Enoch Oladé Aboh
Ling 213/613: Hybrid Grammars: Dynamics of Language Contact, Acquisition, and Change
Traditional approaches to language acquisition and change have typically assumed that children develop a mental grammar that replicates uniformly the linguistic knowledge of the current members of their monolingual speech communities. Therefore, language change must result from external factors: language contact involving a cohort of L2-learners. Likewise, multilingualism, thus language contact, is commonly assumed to hinder acquisition, and presupposed ‘intense’ contact situations are regarded as propitious for creolization. This course proposes a shift of perspective, focusing on multiple-varieties ecologies such as creole societies in which speakers-listeners can acquire, alternate between, and sometimes ‘mix’ different languages, dialects, or registers. Two major questions are addressed in this course: How does acquisition proceed in such multiple-varieties ecologies? and What does a theory of the multilingual mind tell us about acquisition of L1 and the emergence of grammars?

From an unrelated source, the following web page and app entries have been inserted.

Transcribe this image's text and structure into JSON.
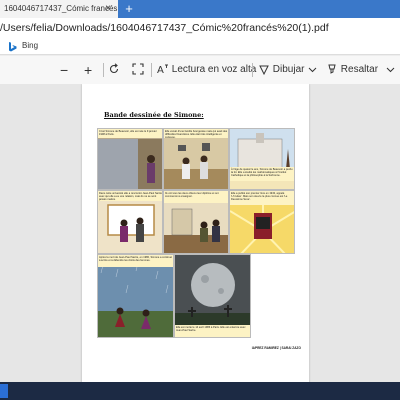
{
  "browser": {
    "tab_title": "1604046717437_Cómic francés (1).pdf",
    "tab_close": "×",
    "new_tab": "+",
    "address": "/Users/felia/Downloads/1604046717437_C%C3%B3mic%20franc%C3%A9s%20(1).pdf",
    "address_display": "/Users/felia/Downloads/1604046717437_Cómic%20francés%20(1).pdf",
    "favorites": [
      {
        "label": "Bing",
        "icon": "bing-icon"
      }
    ]
  },
  "pdf_toolbar": {
    "zoom_out": "−",
    "zoom_in": "+",
    "read_aloud": "Lectura en voz alta",
    "draw": "Dibujar",
    "highlight": "Resaltar"
  },
  "document": {
    "title": "Bande dessinée de Simone:",
    "author": "IAPREZ RAMIREZ | SARAI ZAZO",
    "captions": [
      "C'est Simone de Beauvoir, elle est née le 9 janvier 1908 à Paris.",
      "Elle venait d'une famille bourgeoise mais qui avait des difficultés financières. Elle était très intelligente et curieuse.",
      "À l'âge de quatorze ans, Simone de Beauvoir a perdu la foi. Elle a étudié les mathématiques à l'Institut Catholique et la philosophie à la Sorbonne.",
      "Dans cette université elle a rencontré Jean-Paul Sartre, avec qui elle a eu une relation, mais ils ne se sont jamais mariés.",
      "Ils ont tous les deux obtenu leur diplôme et ont commencé à enseigner.",
      "Elle a publié son premier livre en 1943, appelé 'L'Invitée'. Mais son œuvre la plus connue est 'Le Deuxième Sexe'.",
      "Après la mort de Jean-Paul Sartre, en 1980, Simone a continué à écrire et à défendre les droits des femmes.",
      "Elle est morte le 14 avril 1986 à Paris. Elle est enterrée avec Jean-Paul Sartre."
    ]
  }
}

Familiarity with syntax and linguistic variation is assumed.
Ling 281/681: Comparative Syntax: A View from Kwa (Niger-Congo)
This course adopts a micro-comparative perspective by looking at closely related languages (i.e., Gbe and Kwa families of Niger Congo) as well as a macro-comparative perspective that situates these languages in the larger context of typologically and genetically unrelated languages (e.g., Romance, Germanic). We set the stage by first looking at word formation, word classes, and the role of tones at the morphosyntactic level. Building on this, the first part of the course discusses topics such as Tense, Mood, Aspect (TMA) expressions, word order variation (e.g., VO vs. OV patterns), serial verb constructions, restructuring, and the notion of ‘light verb.’ These topics establish a profile of the clause structure in these languages. With this knowledge at hand, the second part of this course addresses the question of information structure and the commonly assumed parallelism between the CP and DP domains. The descriptive framework adopted in this course is the Cartographic Approach developed by Rizzi (1997), Cinque (1999), Aboh (2004), and much related work. Some background in syntax is assumed.